Written In: 1821

Description: This journal documents Stephen F. Austin’s first travels through Texas. His view on the Karankawas is extremely biased—they are Indians on the land he intends to colonize. Most of his information on the coastal Indians was steeped in Spanish propaganda. Infamously, Austin discusses that “there will be no way of subduing [the Karankawas] but extermination.”

Relevance: See pages 300-305. 

Access: Quarterly of the Texas State Historical Association 7, no. 4 (April 1904): 286-307.

Further Reading: Gregg Cantrell, Stephen F. Austin: Empresario of Texas (Austin: Texas State Historical Society, 2016).

Tags: Appearance, Cannibalism, Dress, Height, Shelter, Tattoos


[1833-1834] John Charles Beales’s Rio Grande Colony: Letters by Eduard Ludecus, a German Colonist, to Friends in Germany in 1833–1834, Recounting His Journey, Trials, and Observations in Early Texas

Author: Eduard Ludecus

Written In: 1833-1834

Description: Eduard Ludecus and other settlers rest and resupply in La Bahía (Goliad) on their way to settle along the Rio Grande. In the ramshackle city of La Bahia, and in the missions in close proximity, they encounter Karankawas. 


(1) Ludecus inaccurately states that “when Colonel Austin’s grant was settled, they [Karankawas] invaded there [Austin’s lands] and killed anyone they found.” This is backward, but it shows that Anglo-Americans, Mexicans, and Tejanos believed this falsity. Ludecus received this information from Holley Austin’s account of Texas (Austin Holley, 95-97). In essence, Ludecus is already biased when he first encounters the Karankawas. He sees these Indians as always looking to steal and murder.

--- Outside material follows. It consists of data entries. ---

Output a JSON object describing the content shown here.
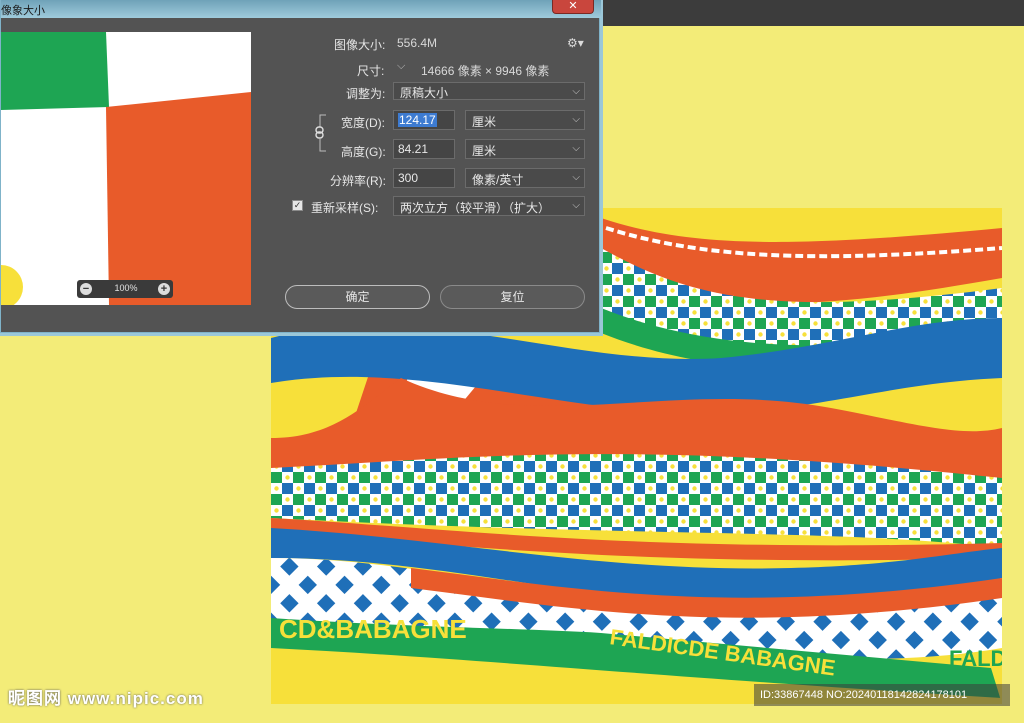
{
  "dialog": {
    "title": "像象大小",
    "close_label": "✕",
    "image_size_label": "图像大小:",
    "image_size_value": "556.4M",
    "dimensions_label": "尺寸:",
    "dimensions_value": "14666 像素 × 9946 像素",
    "fit_to_label": "调整为:",
    "fit_to_value": "原稿大小",
    "width_label": "宽度(D):",
    "width_value": "124.17",
    "width_unit": "厘米",
    "height_label": "高度(G):",
    "height_value": "84.21",
    "height_unit": "厘米",
    "resolution_label": "分辨率(R):",
    "resolution_value": "300",
    "resolution_unit": "像素/英寸",
    "resample_label": "重新采样(S):",
    "resample_checked": "✓",
    "resample_value": "两次立方（较平滑）（扩大）",
    "ok_label": "确定",
    "reset_label": "复位",
    "zoom_value": "100%",
    "zoom_minus": "−",
    "zoom_plus": "+"
  },
  "watermark": {
    "site": "昵图网 www.nipic.com",
    "id_text": "ID:33867448 NO:20240118142824178101"
  },
  "artwork": {
    "banner_text_1": "CD&BABAGNE",
    "banner_text_2": "FALDICDE BABAGNE",
    "banner_text_3": "FALD",
    "banner_text_4": "DICDE"
  },
  "colors": {
    "background": "#f3ec78",
    "dialog": "#535353",
    "orange": "#e85b2a",
    "blue": "#1f6fb8",
    "green": "#1ea553",
    "yellow": "#f7e03a"
  }
}
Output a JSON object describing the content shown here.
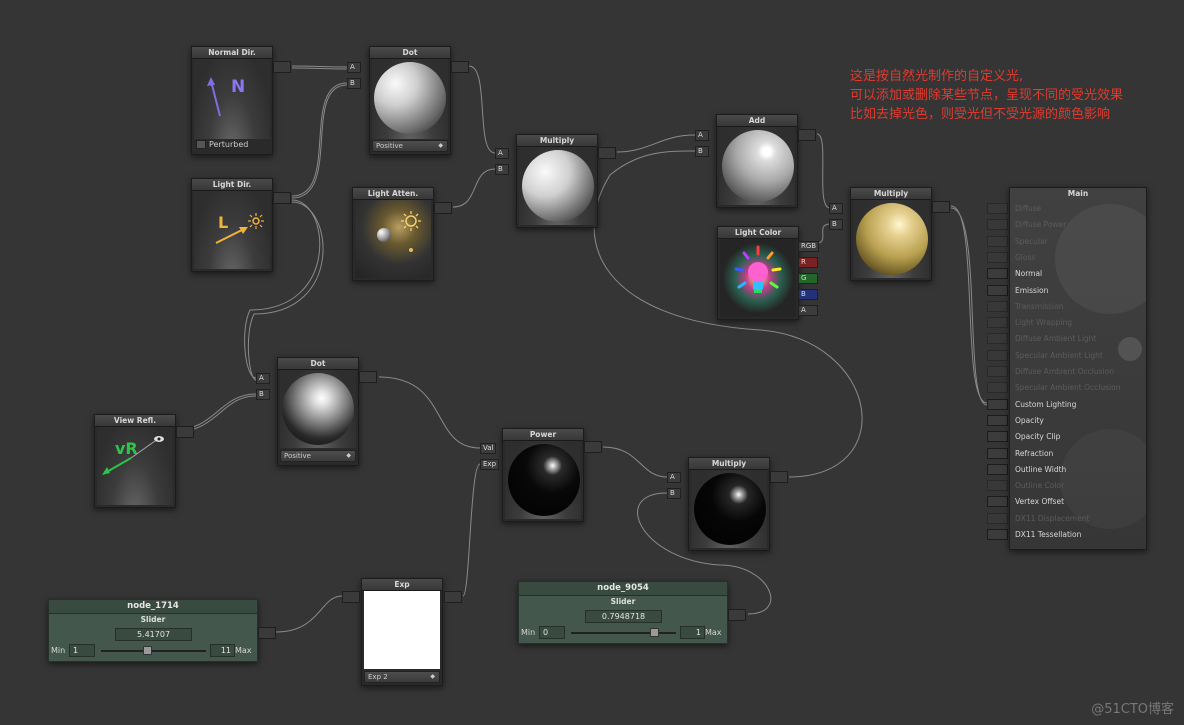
{
  "annotation": {
    "lines": [
      "这是按自然光制作的自定义光,",
      "可以添加或删除某些节点，呈现不同的受光效果",
      "比如去掉光色，则受光但不受光源的颜色影响"
    ]
  },
  "watermark": "@51CTO博客",
  "nodes": {
    "normal_dir": {
      "title": "Normal Dir.",
      "glyph": "N",
      "checkbox_label": "Perturbed"
    },
    "light_dir": {
      "title": "Light Dir.",
      "glyph": "L"
    },
    "light_atten": {
      "title": "Light Atten."
    },
    "view_refl": {
      "title": "View Refl.",
      "glyph": "vR"
    },
    "dot1": {
      "title": "Dot",
      "dropdown": "Positive",
      "ports": [
        "A",
        "B"
      ]
    },
    "dot2": {
      "title": "Dot",
      "dropdown": "Positive",
      "ports": [
        "A",
        "B"
      ]
    },
    "multiply1": {
      "title": "Multiply",
      "ports": [
        "A",
        "B"
      ]
    },
    "add": {
      "title": "Add",
      "ports": [
        "A",
        "B"
      ]
    },
    "light_color": {
      "title": "Light Color",
      "ports": [
        "RGB",
        "R",
        "G",
        "B",
        "A"
      ]
    },
    "multiply2": {
      "title": "Multiply",
      "ports": [
        "A",
        "B"
      ]
    },
    "power": {
      "title": "Power",
      "ports": [
        "Val",
        "Exp"
      ]
    },
    "multiply3": {
      "title": "Multiply",
      "ports": [
        "A",
        "B"
      ]
    },
    "exp": {
      "title": "Exp",
      "dropdown": "Exp 2"
    }
  },
  "sliders": [
    {
      "name": "node_1714",
      "type": "Slider",
      "value": "5.41707",
      "min_label": "Min",
      "min": "1",
      "max_label": "Max",
      "max": "11",
      "fraction": 0.44
    },
    {
      "name": "node_9054",
      "type": "Slider",
      "value": "0.7948718",
      "min_label": "Min",
      "min": "0",
      "max_label": "Max",
      "max": "1",
      "fraction": 0.79
    }
  ],
  "main": {
    "title": "Main",
    "inputs": [
      {
        "label": "Diffuse",
        "active": false
      },
      {
        "label": "Diffuse Power",
        "active": false
      },
      {
        "label": "Specular",
        "active": false
      },
      {
        "label": "Gloss",
        "active": false
      },
      {
        "label": "Normal",
        "active": true
      },
      {
        "label": "Emission",
        "active": true
      },
      {
        "label": "Transmission",
        "active": false
      },
      {
        "label": "Light Wrapping",
        "active": false
      },
      {
        "label": "Diffuse Ambient Light",
        "active": false
      },
      {
        "label": "Specular Ambient Light",
        "active": false
      },
      {
        "label": "Diffuse Ambient Occlusion",
        "active": false
      },
      {
        "label": "Specular Ambient Occlusion",
        "active": false
      },
      {
        "label": "Custom Lighting",
        "active": true
      },
      {
        "label": "Opacity",
        "active": true
      },
      {
        "label": "Opacity Clip",
        "active": true
      },
      {
        "label": "Refraction",
        "active": true
      },
      {
        "label": "Outline Width",
        "active": true
      },
      {
        "label": "Outline Color",
        "active": false
      },
      {
        "label": "Vertex Offset",
        "active": true
      },
      {
        "label": "DX11 Displacement",
        "active": false
      },
      {
        "label": "DX11 Tessellation",
        "active": true
      }
    ],
    "colors": {
      "active": "#d8d8d8",
      "inactive": "#5c5c5c"
    }
  },
  "colors": {
    "background": "#353535",
    "annotation": "#e03b2f",
    "normal_arrow": "#7d6fe0",
    "light_arrow": "#f0b43c",
    "view_arrow": "#2ec44a",
    "port_r": "#7a2222",
    "port_g": "#22662a",
    "port_b": "#23307a"
  }
}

(2) Ludecus then goes on to state that Stephen F. Austin “succeeded in exterminating half the tribe.” A large group of Karankawas fled to La Bahía, where Mexican officials murdered half of the survivors. [78] As already mentioned, all this information has come from Mary Austin Holley’s Texas. This information is not unique. All the following information that Ludecus provides is unique.

(3) Ludecus refers to Karankawas as “well over six feet tall” and gives a detailed description of their tattoos, piercings, weapons, and dress. [pages 79-86]

(4) Ludecus provides a great deal of information about Chief Prudentia. He also describes that Dr. Beale asks Prudencia whether he and other Karankawas would like to join the settlement. [78-83]

(5) States that Comanches and Karankawas are “mortal enemies” at this time. [80]

Access: Eduard Ludecus. John Charles Beales’s Rio Grande Colony: Letters by Eduard Ludecus, a German Colonist, to Friends in Germany in 1833–1834, Recounting His Journey, Trials, and Observations in Early Texas, ed. and trans. Louis E. Brister (Austin: Texas State Historical Association, 2008).

Further Reading: For a well-written overview of the Beales colony, see Kyle B. Carpenter, “A Failed Venture in the Nueces Strip: The Mismanagement of the Beales RioGrande Colony, 1832-1836” The Southwestern Historical Quarterly,(Forthcoming Spring 2020); For another source on Cheif Prudentia see Kelly Himmel, The Conquest of the Karankawa and the Tonkawas, 1821-1859 (College Station: Texas A&M University Press, 1999), 52-53.

Tags: Appearance, Dress, Height, Prudencia, Shelter, Tattoos, War.